Fedal: a term spawned from the surnames of Roger Federer and Rafael Nadal, two of the greatest players in tennis history, which refers to their intense and, some say, unparalleled rivalry during the early 21st century.
Expect that definition in a dictionary near you soon. In the meantime, while we continue to live the fairytale, let’s have a look at who will be considered the winner of the Fedal rivalry.
On head-to-head record, Nadal is well ahead and is so much so that even now he looks as if he’ll finish in that position when his old adversary puts down his racquet for good.
However, an 18-10 singles record is deceptive. Everyone knows Nadal is the undisputed King of Clay and half of these encounters have involved a tussle on the red dirt.
Federer is no mug on the clay, proven by his capture of the elusive Roland Garros crown in 2009 which separated him from names like Pete Sampras and Jimmy Connors who failed to lift it. He had some luck along the way though, as Nadal suffered an injury during the tournament.
Had Federer not secured the career Grand Slam, he would have been extremely unlucky. Of the six French Opens that Nadal has won, five were achieved after beating his Swiss counterpart along the way.
That’s not the only surface he’s proved a thorn on either. While Federer has failed to defeat Nadal at Roland Garros, the Spaniard has been victorious over the grass court king at Wimbledon.
The 2008 final, considered one of the best matches ever played, may have been won by the Spaniard but that and the 12 months earlier could have paved the way for Federer to remain the number one player of all time.
Ties between the pair have produced some of the lengthiest matches ever and the contrast in styles will affect Nadal more. The athleticism, work ethic and mental endurance the Spaniard is renowned for contrasts the silky smooth, almost effortless, nature of his adversary.
It’s no coincidence Federer hardly ever gets injured. He was born to play tennis. Federer is 30 and still sits in the world’s top three while Nadal is 25 and his knees are already beginning to crumble, leading to breaks from the game.

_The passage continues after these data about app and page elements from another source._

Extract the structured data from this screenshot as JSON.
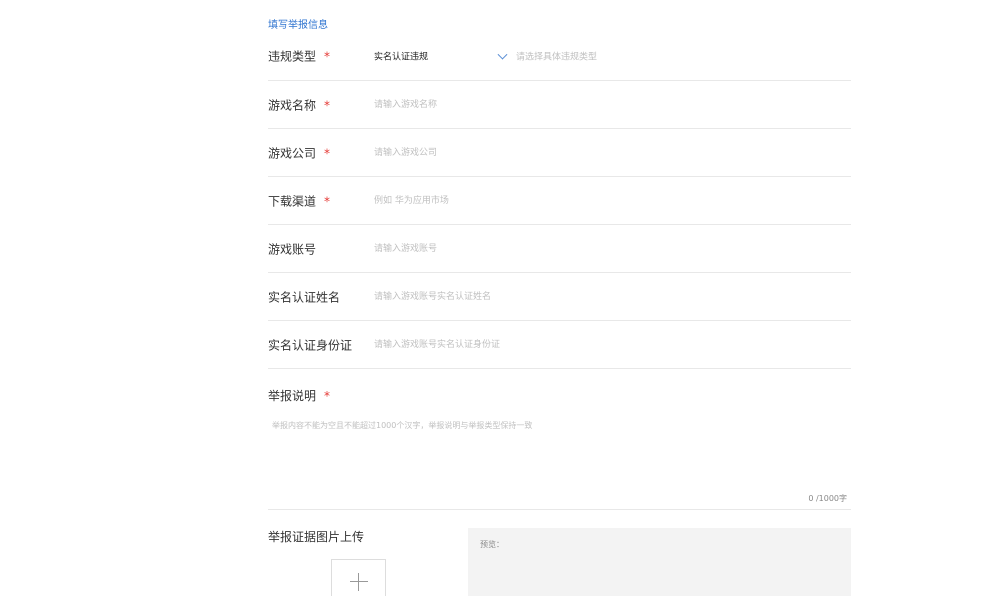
{
  "section_title": "填写举报信息",
  "violation_type": {
    "label": "违规类型",
    "required_mark": "*",
    "selected_value": "实名认证违规",
    "sub_placeholder": "请选择具体违规类型",
    "icon": "chevron-down-icon"
  },
  "fields": [
    {
      "label": "游戏名称",
      "required_mark": "*",
      "placeholder": "请输入游戏名称",
      "value": ""
    },
    {
      "label": "游戏公司",
      "required_mark": "*",
      "placeholder": "请输入游戏公司",
      "value": ""
    },
    {
      "label": "下载渠道",
      "required_mark": "*",
      "placeholder": "例如 华为应用市场",
      "value": ""
    },
    {
      "label": "游戏账号",
      "required_mark": "",
      "placeholder": "请输入游戏账号",
      "value": ""
    },
    {
      "label": "实名认证姓名",
      "required_mark": "",
      "placeholder": "请输入游戏账号实名认证姓名",
      "value": ""
    },
    {
      "label": "实名认证身份证",
      "required_mark": "",
      "placeholder": "请输入游戏账号实名认证身份证",
      "value": ""
    }
  ],
  "description": {
    "label": "举报说明",
    "required_mark": "*",
    "placeholder": "举报内容不能为空且不能超过1000个汉字，举报说明与举报类型保持一致",
    "value": "",
    "counter": "0 /1000字"
  },
  "upload": {
    "label": "举报证据图片上传",
    "icon": "plus-icon",
    "preview_label": "预览："
  },
  "colors": {
    "accent": "#2f74d0",
    "required": "#e53935",
    "placeholder": "#c0c0c0",
    "divider": "#e8e8e8",
    "preview_bg": "#f3f3f3"
  }
}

You can argue that Nadal was the one man to stop Federer from reaching illustrious legendary status but the ultimate judgment of a player comes down to their Grand Slam record.

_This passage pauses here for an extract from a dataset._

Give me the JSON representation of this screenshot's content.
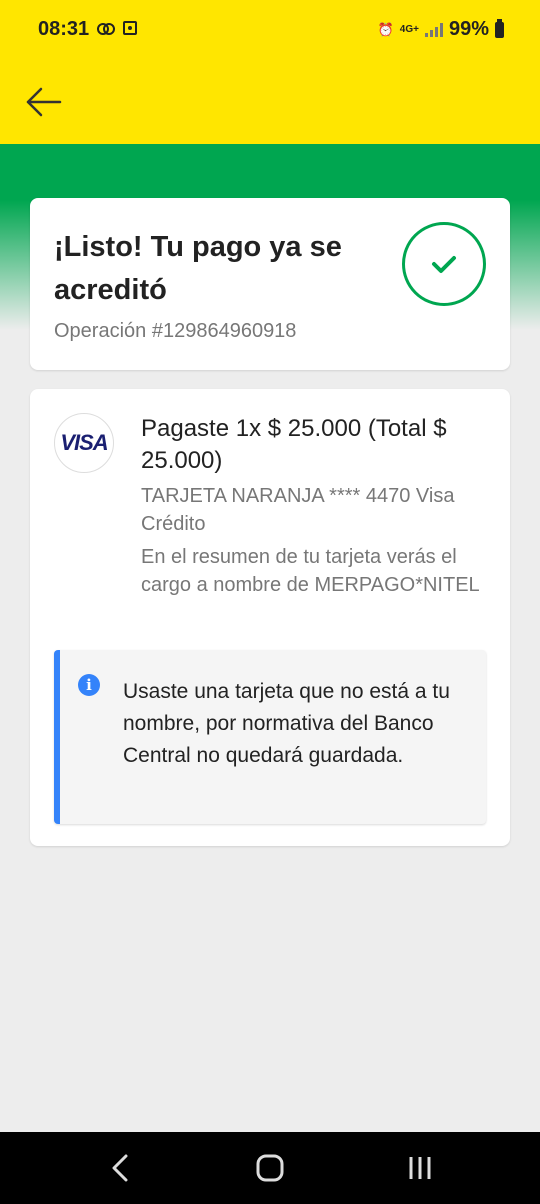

The recent emergence of Novak Djokovic as the dominant figure of men’s tennis has killed Nadal’s chances of reaching his rival’s record Grand Slam haul of 16. As he sits on 10, youngsters such as Bernard Tomic and Milos Raonic are fast approaching major-winning levels, while Andy Murray will surely grab some big silverware eventually.
Having not won a major outside the French Open since 2010, Nadal’s chances of winning another seven are waning, while Djokovic has left it too late to mount a challenge.

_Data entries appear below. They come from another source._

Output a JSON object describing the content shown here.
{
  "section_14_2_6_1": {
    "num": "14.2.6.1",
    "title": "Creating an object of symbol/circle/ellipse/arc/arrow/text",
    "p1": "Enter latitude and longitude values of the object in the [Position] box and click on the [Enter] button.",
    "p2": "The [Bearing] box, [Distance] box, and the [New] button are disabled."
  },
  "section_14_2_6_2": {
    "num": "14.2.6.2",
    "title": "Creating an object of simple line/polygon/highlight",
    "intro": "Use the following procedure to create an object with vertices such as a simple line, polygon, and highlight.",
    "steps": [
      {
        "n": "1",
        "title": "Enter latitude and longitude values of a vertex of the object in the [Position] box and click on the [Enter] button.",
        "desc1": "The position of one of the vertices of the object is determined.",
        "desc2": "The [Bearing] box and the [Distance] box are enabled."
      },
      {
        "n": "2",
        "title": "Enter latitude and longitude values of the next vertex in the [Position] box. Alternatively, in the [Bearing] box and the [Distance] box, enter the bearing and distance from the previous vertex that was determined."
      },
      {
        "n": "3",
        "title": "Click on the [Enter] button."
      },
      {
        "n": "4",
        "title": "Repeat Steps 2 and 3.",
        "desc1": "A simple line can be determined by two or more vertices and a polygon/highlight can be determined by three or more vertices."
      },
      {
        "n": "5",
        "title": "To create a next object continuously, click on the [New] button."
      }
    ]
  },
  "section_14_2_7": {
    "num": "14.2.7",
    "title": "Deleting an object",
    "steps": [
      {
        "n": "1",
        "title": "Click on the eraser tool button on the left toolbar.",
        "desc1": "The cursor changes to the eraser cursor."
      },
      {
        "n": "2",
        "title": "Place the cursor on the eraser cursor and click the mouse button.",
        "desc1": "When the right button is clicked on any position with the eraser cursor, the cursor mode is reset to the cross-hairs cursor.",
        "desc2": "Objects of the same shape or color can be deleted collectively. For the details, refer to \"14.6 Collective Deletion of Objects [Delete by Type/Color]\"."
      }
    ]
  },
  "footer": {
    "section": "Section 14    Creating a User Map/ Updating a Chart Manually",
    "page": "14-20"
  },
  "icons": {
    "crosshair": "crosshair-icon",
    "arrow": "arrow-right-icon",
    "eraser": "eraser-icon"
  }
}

It certainly seems as if the old saying is true, Federer did lose the battles but ultimately won the war.